Higher D-dimer levels have been widely associated with COVID-19 severity and mortality,[19–21] as the infection induces a coagulopathy with secondary hyperfibrinolysis in severe cases. In our study, D-dimer peak was associated with persistent lung abnormalities, adding predictive value to the models without subtracting from the effect of CRP. Accordingly, its role as a mediator of the effect of inflammation on persistent abnormalities was modest, if any. Apparently, even if inflammation and coagulopathy are linked in COVID-19 patients,[23–25] CRP and D-dimer effects on persistent lung damage are independent, acting through different causal pathways.
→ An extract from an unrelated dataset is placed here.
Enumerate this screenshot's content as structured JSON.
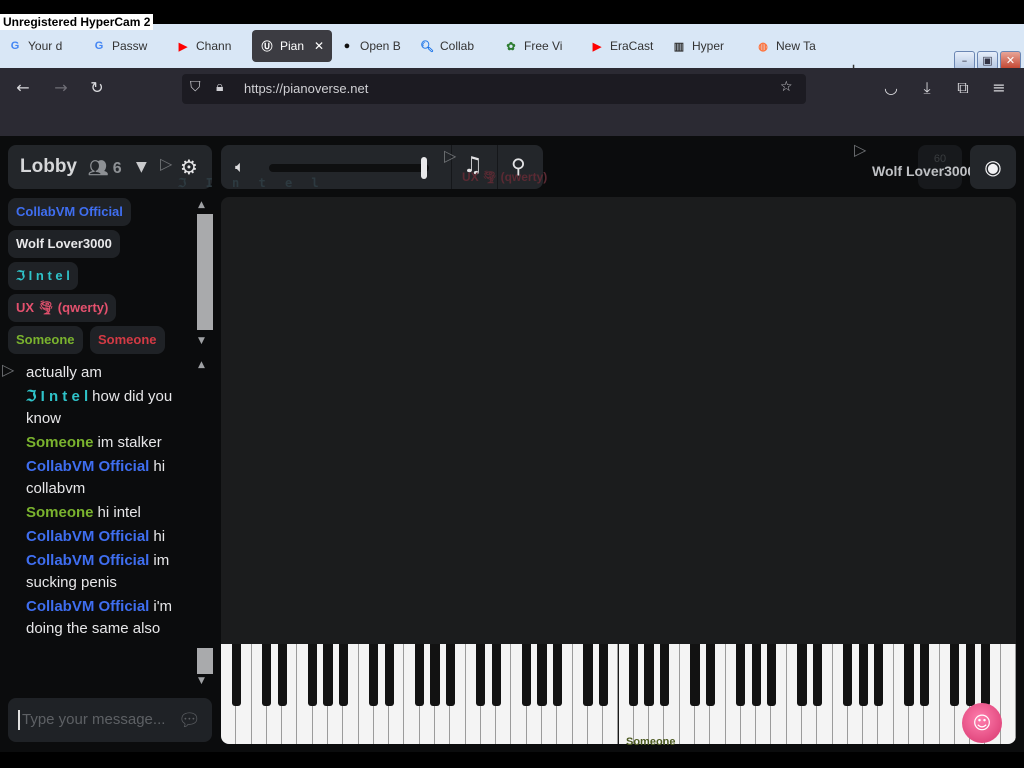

This study has some limitations. First, only COVID-19 survivors who experienced severe pneumonia (extension >40% at hospital admission and/or respiratory failure during hospitalisation) were routinely evaluated with follow-up CT scans and included in the study. Second, CRP curves were not always complete, and extrapolations were done. Many values were missing for D-dimer. Furthermore, we had no information on other potential confounders, such as pre-existing lung damage. Nevertheless, our model building strategy was guided by the attempt to describe causal pathways, and we showed that several factors are on the same causal pathway of inflammation. Our findings suggest that future studies trying to understand the etiopathogenesis of COVID-19 should carefully consider which variables should be placed in multivariable analyses. Otherwise, the risk is of hiding the causal links with upstream determinants, such as hyperinflammation markers, and of introducing effect mediators. Moreover, our study focused on persistent morphological abnormalities evaluated by means of CT scan, but the evaluation of the impact of residual CT abnormalities on symptoms and lung function tests is ongoing and is beyond the scope of the present study. Finally, our attempt to classify the pattern of CT abnormalities may be questionable. In fact, the non-fibrotic CT pattern may include features (e.g., GGO), that require more time to become overtly fibrotic on CT.
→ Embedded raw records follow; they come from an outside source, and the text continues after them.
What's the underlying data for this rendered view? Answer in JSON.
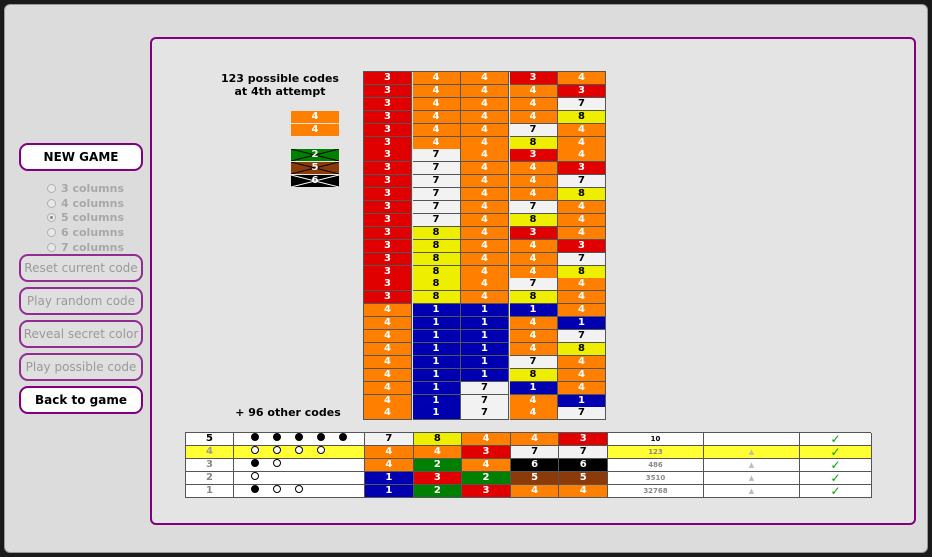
{
  "sidebar": {
    "new_game": "NEW GAME",
    "radios": [
      {
        "label": "3 columns",
        "checked": false
      },
      {
        "label": "4 columns",
        "checked": false
      },
      {
        "label": "5 columns",
        "checked": true
      },
      {
        "label": "6 columns",
        "checked": false
      },
      {
        "label": "7 columns",
        "checked": false
      }
    ],
    "reset": "Reset current code",
    "play_random": "Play random code",
    "reveal": "Reveal secret color",
    "play_possible": "Play possible code",
    "back": "Back to game"
  },
  "possible": {
    "title_line1": "123 possible codes",
    "title_line2": "at 4th attempt",
    "more": "+ 96 other codes",
    "hint_fixed": [
      {
        "value": "4",
        "color": "orange"
      },
      {
        "value": "4",
        "color": "orange"
      }
    ],
    "hint_excluded": [
      {
        "value": "2",
        "color": "green"
      },
      {
        "value": "5",
        "color": "brown"
      },
      {
        "value": "6",
        "color": "black"
      }
    ],
    "codes": [
      [
        "3r",
        "4o",
        "4o",
        "3r",
        "4o"
      ],
      [
        "3r",
        "4o",
        "4o",
        "4o",
        "3r"
      ],
      [
        "3r",
        "4o",
        "4o",
        "4o",
        "7w"
      ],
      [
        "3r",
        "4o",
        "4o",
        "4o",
        "8y"
      ],
      [
        "3r",
        "4o",
        "4o",
        "7w",
        "4o"
      ],
      [
        "3r",
        "4o",
        "4o",
        "8y",
        "4o"
      ],
      [
        "3r",
        "7w",
        "4o",
        "3r",
        "4o"
      ],
      [
        "3r",
        "7w",
        "4o",
        "4o",
        "3r"
      ],
      [
        "3r",
        "7w",
        "4o",
        "4o",
        "7w"
      ],
      [
        "3r",
        "7w",
        "4o",
        "4o",
        "8y"
      ],
      [
        "3r",
        "7w",
        "4o",
        "7w",
        "4o"
      ],
      [
        "3r",
        "7w",
        "4o",
        "8y",
        "4o"
      ],
      [
        "3r",
        "8y",
        "4o",
        "3r",
        "4o"
      ],
      [
        "3r",
        "8y",
        "4o",
        "4o",
        "3r"
      ],
      [
        "3r",
        "8y",
        "4o",
        "4o",
        "7w"
      ],
      [
        "3r",
        "8y",
        "4o",
        "4o",
        "8y"
      ],
      [
        "3r",
        "8y",
        "4o",
        "7w",
        "4o"
      ],
      [
        "3r",
        "8y",
        "4o",
        "8y",
        "4o"
      ],
      [
        "4o",
        "1b",
        "1b",
        "1b",
        "4o"
      ],
      [
        "4o",
        "1b",
        "1b",
        "4o",
        "1b"
      ],
      [
        "4o",
        "1b",
        "1b",
        "4o",
        "7w"
      ],
      [
        "4o",
        "1b",
        "1b",
        "4o",
        "8y"
      ],
      [
        "4o",
        "1b",
        "1b",
        "7w",
        "4o"
      ],
      [
        "4o",
        "1b",
        "1b",
        "8y",
        "4o"
      ],
      [
        "4o",
        "1b",
        "7w",
        "1b",
        "4o"
      ],
      [
        "4o",
        "1b",
        "7w",
        "4o",
        "1b"
      ],
      [
        "4o",
        "1b",
        "7w",
        "4o",
        "7w"
      ]
    ]
  },
  "history": [
    {
      "num": "5",
      "highlight": false,
      "pegs": [
        "b",
        "b",
        "b",
        "b",
        "b"
      ],
      "code": [
        "7w",
        "8y",
        "4o",
        "4o",
        "3r"
      ],
      "count": "10",
      "tri": "",
      "ok": "✓"
    },
    {
      "num": "4",
      "highlight": true,
      "pegs": [
        "w",
        "w",
        "w",
        "w",
        "n"
      ],
      "code": [
        "4o",
        "4o",
        "3r",
        "7w",
        "7w"
      ],
      "count": "123",
      "tri": "▲",
      "ok": "✓"
    },
    {
      "num": "3",
      "highlight": false,
      "pegs": [
        "b",
        "w",
        "n",
        "n",
        "n"
      ],
      "code": [
        "4o",
        "2g",
        "4o",
        "6k",
        "6k"
      ],
      "count": "486",
      "tri": "▲",
      "ok": "✓"
    },
    {
      "num": "2",
      "highlight": false,
      "pegs": [
        "w",
        "n",
        "n",
        "n",
        "n"
      ],
      "code": [
        "1b",
        "3r",
        "2g",
        "5n",
        "5n"
      ],
      "count": "3510",
      "tri": "▲",
      "ok": "✓"
    },
    {
      "num": "1",
      "highlight": false,
      "pegs": [
        "b",
        "w",
        "w",
        "n",
        "n"
      ],
      "code": [
        "1b",
        "2g",
        "3r",
        "4o",
        "4o"
      ],
      "count": "32768",
      "tri": "▲",
      "ok": "✓"
    }
  ],
  "colors": {
    "r": "#e00000",
    "o": "#ff8000",
    "w": "#f2f2f2",
    "y": "#eeee00",
    "b": "#0000b0",
    "g": "#008000",
    "k": "#000000",
    "n": "#8b3a0a",
    "accent": "#800080",
    "highlight": "#ffff33"
  }
}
In conclusion, higher inflammatory burden is associated with short- and medium-term lung damage. The peak value of CRP is the most important determinant of damage at 2-3 months, while both the duration and intensity of the inflammatory response become important for more long-lasting damage (6-7 months). Other measures of disease severity seem to be mediators of the inflammatory effect, except for D-dimer peak, confirming that the two pathways of inflammation and coagulopathy are partially independent, although both contribute to lung damage.
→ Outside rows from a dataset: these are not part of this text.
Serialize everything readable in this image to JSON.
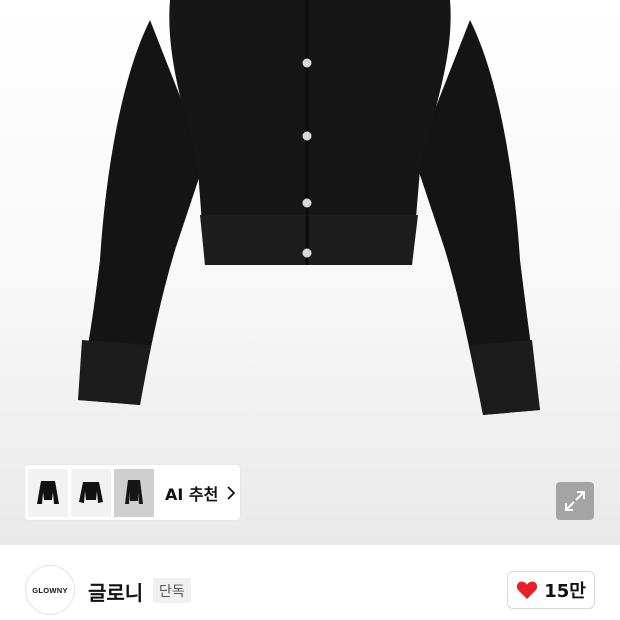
{
  "product": {
    "image_alt": "black cardigan",
    "ai_recommend_label": "AI 추천",
    "thumbnails": [
      {
        "name": "cardigan-thumb-1",
        "selected": false
      },
      {
        "name": "cardigan-thumb-2",
        "selected": false
      },
      {
        "name": "cardigan-thumb-3",
        "selected": true
      }
    ]
  },
  "brand": {
    "logo_text": "GLOWNY",
    "name": "글로니",
    "badge": "단독"
  },
  "like": {
    "count": "15만",
    "heart_color": "#e8202a"
  },
  "icons": {
    "expand": "expand-arrows-icon",
    "chevron": "chevron-right-icon",
    "heart": "heart-icon"
  }
}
Data availability statement
Participant data that underlie the results reported in this manuscript will be shared after de-identification, beginning 6 months and ending at least 7 years after article publication, to researchers who provide a methodologically sound proposal with objectives consistent with those of the original study. Proposals and data access requests should be directed to the Area Vasta Emilia Nord (AVEN) Ethics Committee at [email protected] as well as to the Authors at the Epidemiology Unit of AUSL–IRCCS di Reggio Emilia at [email protected], who are the data guardians. To gain access, data requestors will need to sign a data access agreement.